Just in time for the holidays comes another addition to the growing stack of great reviews coming in for Desperate Times #2 ("Anyhow, Anyclub, Anywhere: The Rise & Fall Of Safari Sam's"). This time, it's from the long-running UK punk 'zine, Positive Creed, the brainchild of Rob Stone, who does a great job with his DIY publication, as well.
Thanks to Rob for such a full-on thumbs up, and hopefully, we'll get a few more of them down the line, before we're done and dusted! While we're at it, the holidays are just around the corner...Desperate Times is available for $10, postage paid, right here -- just contact me, via this website, and we'll set up the transaction, once I give you the relevant link!
Then, once you have it in your hands, ponder where all of this relentless Disneyfication of our neighborhoods and communities -- along with the double-barreled, double-digit rent increases that accompany the whole unsavory phenomenon -- is taking us.
<UGLY THINGS #55 REVIEW>
"Ralph Heibutzki, a.k.a. Chairman Ralph, pays homage to the classic DIY fanzine format of olden tymes here with a haphazard scissors-and-glue-stick collaged layout, complete with paste-up lines, blurry photocopied photos and newspaper clippings, hand-drawn illustrations, and the pages all held together with a single staple in the top left corner.
"The throwback format is appropriate as the issue tells the story of Safari Sam's, a Huntington Beach venue that was one of the hot spots for the underground music scene in California's Orange County in the 1980s. The 'zine charts the rise and fall in a scrappy oral history format..." (Mike Stax, Winter 2020)
<POSITIVE CREED #44 REVIEW>
"A big chunky 'zine all the way from the States that investigates the rise and fall of Safari Sam's, a music venue in Orange County.
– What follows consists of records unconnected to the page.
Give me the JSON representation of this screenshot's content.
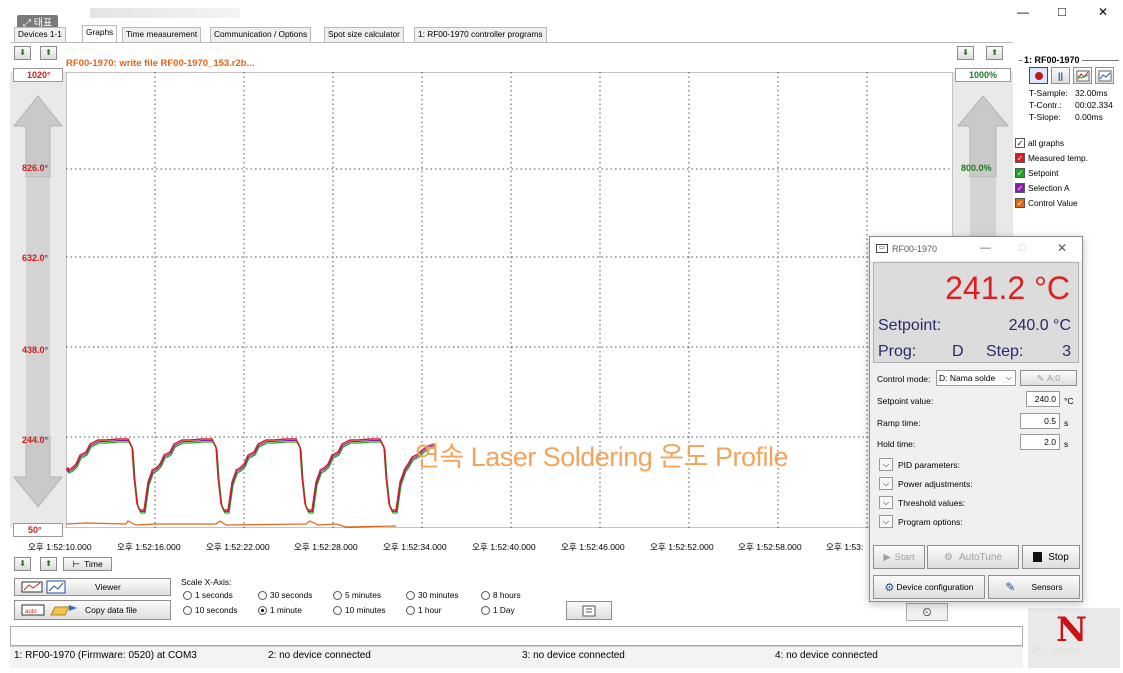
{
  "title_overlay": "⤢ 태표",
  "window_controls": {
    "minimize": "—",
    "maximize": "□",
    "close": "✕"
  },
  "tabs": [
    {
      "label": "Devices 1-1",
      "active": false
    },
    {
      "label": "Graphs",
      "active": true
    },
    {
      "label": "Time measurement",
      "active": false
    },
    {
      "label": "Communication / Options",
      "active": false
    },
    {
      "label": "Spot size calculator",
      "active": false
    },
    {
      "label": "1: RF00-1970 controller programs",
      "active": false
    }
  ],
  "graph": {
    "file_label": "RF00-1970: write file RF00-1970_153.r2b...",
    "left_top": "1020°",
    "left_bottom": "50°",
    "left_ticks": [
      "826.0°",
      "632.0°",
      "438.0°",
      "244.0°"
    ],
    "right_top": "1000%",
    "right_ticks": [
      "800.0%"
    ],
    "x_ticks": [
      "오후 1:52:10.000",
      "오후 1:52:16.000",
      "오후 1:52:22.000",
      "오후 1:52:28.000",
      "오후 1:52:34.000",
      "오후 1:52:40.000",
      "오후 1:52:46.000",
      "오후 1:52:52.000",
      "오후 1:52:58.000",
      "오후 1:53:"
    ],
    "overlay_text": "연속 Laser Soldering 온도 Profile",
    "time_button": "Time",
    "colors": {
      "measured": "#d42020",
      "setpoint": "#1aa81a",
      "selection": "#8a1ab0",
      "control": "#e0661a",
      "label_red": "#c8201e"
    }
  },
  "right_panel": {
    "device": "1: RF00-1970",
    "t_sample_label": "T-Sample:",
    "t_sample": "32.00ms",
    "t_contr_label": "T-Contr.:",
    "t_contr": "00:02.334",
    "t_slope_label": "T-Slope:",
    "t_slope": "0.00ms",
    "checks": [
      {
        "label": "all graphs",
        "color": "#ffffff",
        "mark": "✓"
      },
      {
        "label": "Measured temp.",
        "color": "#d42020",
        "mark": "✓"
      },
      {
        "label": "Setpoint",
        "color": "#1aa81a",
        "mark": "✓"
      },
      {
        "label": "Selection A",
        "color": "#8a1ab0",
        "mark": "✓"
      },
      {
        "label": "Control Value",
        "color": "#e0661a",
        "mark": "✓"
      }
    ]
  },
  "bottom": {
    "viewer": "Viewer",
    "copy_data": "Copy data file",
    "scale_label": "Scale X-Axis:",
    "radios": [
      {
        "label": "1 seconds",
        "on": false
      },
      {
        "label": "30 seconds",
        "on": false
      },
      {
        "label": "5 minutes",
        "on": false
      },
      {
        "label": "30 minutes",
        "on": false
      },
      {
        "label": "8 hours",
        "on": false
      },
      {
        "label": "10 seconds",
        "on": false
      },
      {
        "label": "1 minute",
        "on": true
      },
      {
        "label": "10 minutes",
        "on": false
      },
      {
        "label": "1 hour",
        "on": false
      },
      {
        "label": "1 Day",
        "on": false
      }
    ]
  },
  "popup": {
    "title": "RF00-1970",
    "temp": "241.2 °C",
    "setpoint_label": "Setpoint:",
    "setpoint_value": "240.0 °C",
    "prog_label": "Prog:",
    "prog_value": "D",
    "step_label": "Step:",
    "step_value": "3",
    "control_mode_label": "Control mode:",
    "control_mode_value": "D: Nama solde",
    "a0_button": "A:0",
    "setpoint_field_label": "Setpoint value:",
    "setpoint_field": "240.0",
    "setpoint_unit": "°C",
    "ramp_label": "Ramp time:",
    "ramp_value": "0.5",
    "ramp_unit": "s",
    "hold_label": "Hold time:",
    "hold_value": "2.0",
    "hold_unit": "s",
    "expanders": [
      "PID parameters:",
      "Power adjustments:",
      "Threshold values:",
      "Program options:"
    ],
    "start": "Start",
    "autotune": "AutoTune",
    "stop": "Stop",
    "device_config": "Device configuration",
    "sensors": "Sensors"
  },
  "statusbar": [
    "1: RF00-1970 (Firmware: 0520) at COM3",
    "2: no device connected",
    "3: no device connected",
    "4: no device connected"
  ],
  "logo": {
    "letter": "N",
    "text": "EN... Industry"
  }
}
From what I can gather, it sounded like a pretty happening place in its day, hosting the Minutemen, Fire Hose, Social Distortion, the Jesus and Mary Chain, and a whole bunch of others who were all involved in the eighties punk movement.
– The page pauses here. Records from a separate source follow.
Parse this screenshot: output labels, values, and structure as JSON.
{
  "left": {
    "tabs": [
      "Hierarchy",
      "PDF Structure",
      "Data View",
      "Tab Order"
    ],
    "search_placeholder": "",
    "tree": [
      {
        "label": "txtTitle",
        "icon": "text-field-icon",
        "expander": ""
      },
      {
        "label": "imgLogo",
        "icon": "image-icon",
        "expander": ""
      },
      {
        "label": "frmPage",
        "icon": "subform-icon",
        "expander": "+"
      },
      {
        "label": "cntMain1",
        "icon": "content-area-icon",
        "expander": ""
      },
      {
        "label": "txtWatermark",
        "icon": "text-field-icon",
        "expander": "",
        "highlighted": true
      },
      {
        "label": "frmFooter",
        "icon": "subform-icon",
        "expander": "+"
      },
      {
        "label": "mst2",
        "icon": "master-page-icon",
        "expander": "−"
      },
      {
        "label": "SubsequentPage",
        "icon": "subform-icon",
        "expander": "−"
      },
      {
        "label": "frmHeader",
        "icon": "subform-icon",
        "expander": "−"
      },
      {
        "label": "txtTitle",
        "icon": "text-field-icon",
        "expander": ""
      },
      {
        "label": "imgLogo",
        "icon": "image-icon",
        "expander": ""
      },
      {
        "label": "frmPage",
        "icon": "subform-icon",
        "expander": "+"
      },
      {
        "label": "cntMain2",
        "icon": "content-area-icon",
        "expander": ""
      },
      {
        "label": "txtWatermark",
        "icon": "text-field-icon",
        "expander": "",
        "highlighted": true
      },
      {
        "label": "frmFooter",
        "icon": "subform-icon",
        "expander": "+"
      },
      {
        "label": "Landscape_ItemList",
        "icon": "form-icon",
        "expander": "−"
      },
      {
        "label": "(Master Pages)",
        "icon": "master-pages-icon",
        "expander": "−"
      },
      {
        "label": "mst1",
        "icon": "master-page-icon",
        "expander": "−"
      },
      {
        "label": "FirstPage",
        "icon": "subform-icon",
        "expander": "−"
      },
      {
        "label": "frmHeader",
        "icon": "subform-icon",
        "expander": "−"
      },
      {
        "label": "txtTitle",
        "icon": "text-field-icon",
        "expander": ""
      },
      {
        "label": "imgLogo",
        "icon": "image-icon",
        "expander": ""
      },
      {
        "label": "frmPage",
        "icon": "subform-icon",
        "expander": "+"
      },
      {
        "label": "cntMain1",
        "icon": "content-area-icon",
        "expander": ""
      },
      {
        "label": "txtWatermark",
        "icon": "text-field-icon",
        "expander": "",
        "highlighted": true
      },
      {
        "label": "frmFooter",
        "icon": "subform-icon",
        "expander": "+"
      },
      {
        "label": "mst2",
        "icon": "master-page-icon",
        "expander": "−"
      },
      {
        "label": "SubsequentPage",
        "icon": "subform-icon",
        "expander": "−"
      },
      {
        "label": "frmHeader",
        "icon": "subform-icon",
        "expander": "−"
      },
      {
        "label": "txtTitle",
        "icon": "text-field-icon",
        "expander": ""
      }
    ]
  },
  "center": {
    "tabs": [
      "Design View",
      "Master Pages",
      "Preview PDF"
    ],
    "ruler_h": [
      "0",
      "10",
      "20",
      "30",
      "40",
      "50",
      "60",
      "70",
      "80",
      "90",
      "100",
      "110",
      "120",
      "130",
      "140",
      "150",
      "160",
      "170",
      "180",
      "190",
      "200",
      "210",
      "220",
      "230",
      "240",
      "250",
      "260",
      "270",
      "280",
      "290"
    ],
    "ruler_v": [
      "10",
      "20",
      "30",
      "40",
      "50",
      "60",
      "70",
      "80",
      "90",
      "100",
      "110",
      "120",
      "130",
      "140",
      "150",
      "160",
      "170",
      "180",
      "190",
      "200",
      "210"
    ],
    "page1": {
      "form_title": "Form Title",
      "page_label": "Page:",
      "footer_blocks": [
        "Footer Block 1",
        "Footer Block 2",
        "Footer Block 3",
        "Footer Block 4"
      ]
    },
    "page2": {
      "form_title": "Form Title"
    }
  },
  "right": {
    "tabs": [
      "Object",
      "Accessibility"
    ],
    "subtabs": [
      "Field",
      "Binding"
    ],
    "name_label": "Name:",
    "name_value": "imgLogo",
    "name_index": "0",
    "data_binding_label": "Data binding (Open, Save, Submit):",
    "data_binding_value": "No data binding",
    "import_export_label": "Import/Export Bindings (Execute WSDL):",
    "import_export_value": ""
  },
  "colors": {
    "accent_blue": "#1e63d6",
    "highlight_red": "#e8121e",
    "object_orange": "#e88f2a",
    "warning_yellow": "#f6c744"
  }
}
"There's interviews from individuals who were about at the time giving a good insight into how things were and it sounds like a tough time for some with police harassment cropping up regularly along with business and licensing issues. I have to say that I found this a really fascinating read into a world of pissed off teenagers getting creative by forming bands and writing poetry and creating their own reality whilst trying to make a difference. It's this sort of thing that hits the home of impact that punk rock made on people and continues to do so.
<DESPERATE TIMES #2: SNAP DESCRIPTION>
While Safari Sam's established itself as a hotbed of great rock 'n' roll, it's also a story of a strongly conservative social culture, constant harassment from city bureaucrats and cops, and, ultimately, a force that proved too strong to overcome...gentrification. It's a story that was relevant then, and still plays out today, all around the nation. Now, you can read it for yourself, and draw your own conclusions.
"Roll the credits in your mind for this story, which has played out since the dawn of DIY (in general), and punk rock (in particular): Anykid in Anytown USA doesn't like what's happening there. Maybe they don't hear their type of music, hope to carve out room for something else...or simply want something else besides the standard issue profit-mongering water hole.
"Whatever the reason, Anykid gets Anyclub up and running. Anyclub survives the initial growing pains (hit or miss bookings, spotty audiences, official and unofficial sabotage). For awhile, everyone has a more interesting place to go. Then, sadly but surely, the obstacles start piling up -- too many to overcome in short order.
"The doors slam shut, and the lights go out, leaving Anyclub to live on, in people's memories, and a big black hole in the local scene once more. Roll the credits: wash, rinse, repeat."